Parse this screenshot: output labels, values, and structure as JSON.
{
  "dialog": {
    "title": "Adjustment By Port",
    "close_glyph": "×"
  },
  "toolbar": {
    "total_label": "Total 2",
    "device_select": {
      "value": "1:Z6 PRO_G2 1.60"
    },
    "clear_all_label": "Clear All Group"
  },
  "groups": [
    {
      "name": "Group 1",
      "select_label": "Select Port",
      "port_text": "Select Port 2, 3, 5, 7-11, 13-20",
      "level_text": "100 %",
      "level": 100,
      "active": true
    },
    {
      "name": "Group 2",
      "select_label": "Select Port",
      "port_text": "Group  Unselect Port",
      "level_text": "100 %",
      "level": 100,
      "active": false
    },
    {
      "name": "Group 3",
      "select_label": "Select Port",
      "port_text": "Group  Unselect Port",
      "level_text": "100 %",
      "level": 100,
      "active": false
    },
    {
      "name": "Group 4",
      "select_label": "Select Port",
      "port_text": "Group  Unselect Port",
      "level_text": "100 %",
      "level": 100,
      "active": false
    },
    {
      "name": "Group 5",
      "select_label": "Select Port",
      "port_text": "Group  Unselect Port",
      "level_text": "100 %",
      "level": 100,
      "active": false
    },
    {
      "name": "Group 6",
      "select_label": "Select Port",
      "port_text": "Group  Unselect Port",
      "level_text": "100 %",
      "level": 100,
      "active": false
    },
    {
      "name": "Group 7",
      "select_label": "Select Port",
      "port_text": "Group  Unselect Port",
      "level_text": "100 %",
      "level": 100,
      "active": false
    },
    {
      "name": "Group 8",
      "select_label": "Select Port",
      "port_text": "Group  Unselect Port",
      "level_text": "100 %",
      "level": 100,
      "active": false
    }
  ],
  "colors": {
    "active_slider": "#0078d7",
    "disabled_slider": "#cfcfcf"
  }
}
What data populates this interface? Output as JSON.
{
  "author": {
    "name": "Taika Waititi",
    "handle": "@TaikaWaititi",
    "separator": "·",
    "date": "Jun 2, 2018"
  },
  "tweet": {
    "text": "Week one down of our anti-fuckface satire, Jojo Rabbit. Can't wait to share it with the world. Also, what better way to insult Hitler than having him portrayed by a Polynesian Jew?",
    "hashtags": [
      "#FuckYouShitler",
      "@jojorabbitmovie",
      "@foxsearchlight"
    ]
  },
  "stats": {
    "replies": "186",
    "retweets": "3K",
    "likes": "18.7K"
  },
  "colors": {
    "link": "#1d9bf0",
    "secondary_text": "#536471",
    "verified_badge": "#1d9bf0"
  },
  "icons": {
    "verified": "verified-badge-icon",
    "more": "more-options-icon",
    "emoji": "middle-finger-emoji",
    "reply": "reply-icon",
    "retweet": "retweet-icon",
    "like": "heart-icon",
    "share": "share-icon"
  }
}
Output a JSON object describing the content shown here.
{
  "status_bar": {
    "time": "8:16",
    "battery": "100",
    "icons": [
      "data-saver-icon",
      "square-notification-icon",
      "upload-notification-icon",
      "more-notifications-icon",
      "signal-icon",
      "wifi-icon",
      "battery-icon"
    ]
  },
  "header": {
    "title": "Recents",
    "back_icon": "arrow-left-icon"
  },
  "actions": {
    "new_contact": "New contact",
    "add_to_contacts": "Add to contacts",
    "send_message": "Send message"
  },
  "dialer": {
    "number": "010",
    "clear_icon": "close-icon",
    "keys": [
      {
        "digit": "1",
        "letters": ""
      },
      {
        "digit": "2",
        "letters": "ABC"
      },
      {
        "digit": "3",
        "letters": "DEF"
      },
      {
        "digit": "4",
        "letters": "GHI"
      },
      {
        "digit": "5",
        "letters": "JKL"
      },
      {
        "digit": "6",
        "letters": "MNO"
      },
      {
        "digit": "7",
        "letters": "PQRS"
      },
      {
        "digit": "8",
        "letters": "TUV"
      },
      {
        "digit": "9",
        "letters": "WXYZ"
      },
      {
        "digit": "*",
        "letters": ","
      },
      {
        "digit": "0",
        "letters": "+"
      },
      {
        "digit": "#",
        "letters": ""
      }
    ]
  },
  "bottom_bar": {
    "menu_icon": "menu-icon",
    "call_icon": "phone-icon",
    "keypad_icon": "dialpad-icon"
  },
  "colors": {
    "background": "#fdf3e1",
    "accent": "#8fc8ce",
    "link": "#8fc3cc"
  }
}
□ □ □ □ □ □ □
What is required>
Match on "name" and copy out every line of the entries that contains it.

Answer area>
      "name": "Group 1",
      "name": "Group 2",
      "name": "Group 3",
      "name": "Group 4",
      "name": "Group 5",
      "name": "Group 6",
      "name": "Group 7",
      "name": "Group 8",
    "name": "Taika Waititi",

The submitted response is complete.